The American Academy of Pediatrics says lots of outdoor play is critical to the health of young children, and recommend 3 hours per day for children under 6-years-old. There is freedom and activity associated with the outdoors that cannot be replicated inside.
If children are given the freedom of play outside, say the experts, we’ll see healthy children.
Children should be active every day, and getting outside to play is one way to be sure that happens.
The physical benefits for children when playing outside are numerous. They are developing their reflexes, balance and building stronger muscles. Their flexibility, bone density and gross motor development are improved. These developments of the body then lead into improved fine motor control such as holding a pencil or paintbrush and using a fork.
Being active outside can also support a healthy lifestyle and encourage children to continue physical activity, as they get older.
Outdoor play also supports improved sleep as well as heart and lung function.
Outdoor physical activity strengthens the immune system and improves vitamin D levels, which can provide protection from osteoporosis and health conditions, such as heart disease and diabetes.
With the growing concern of obesity in our youth, the earlier we can help support a lifestyle of healthy eating and exercise, the more it can become a part of a child’s routines.
Exposure to sunshine is another essential factor. Our bodies need sun, and work best when they get some sunshine every day. It affects our mood.

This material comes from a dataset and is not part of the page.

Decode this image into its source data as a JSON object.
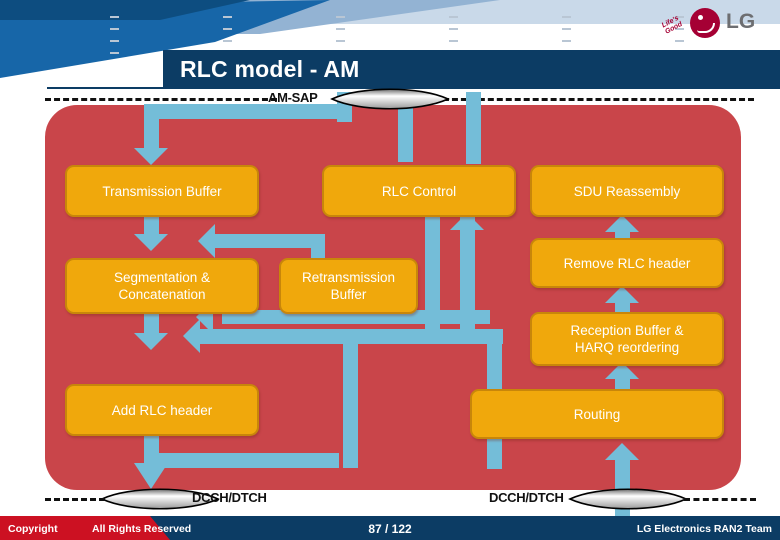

Sun exposure is essential to make vitamin D, a vitamin that plays a crucial role in many body processes, from bone development to our immune system. Sun exposure also plays a role our immune system in other ways, as well as in healthy sleep. Exposure to sunlight helps regulate sleep patterns, and physical activity helps children fall asleep faster and get better quality sleep.
In summary, our bodies work best when they get some sunshine every day.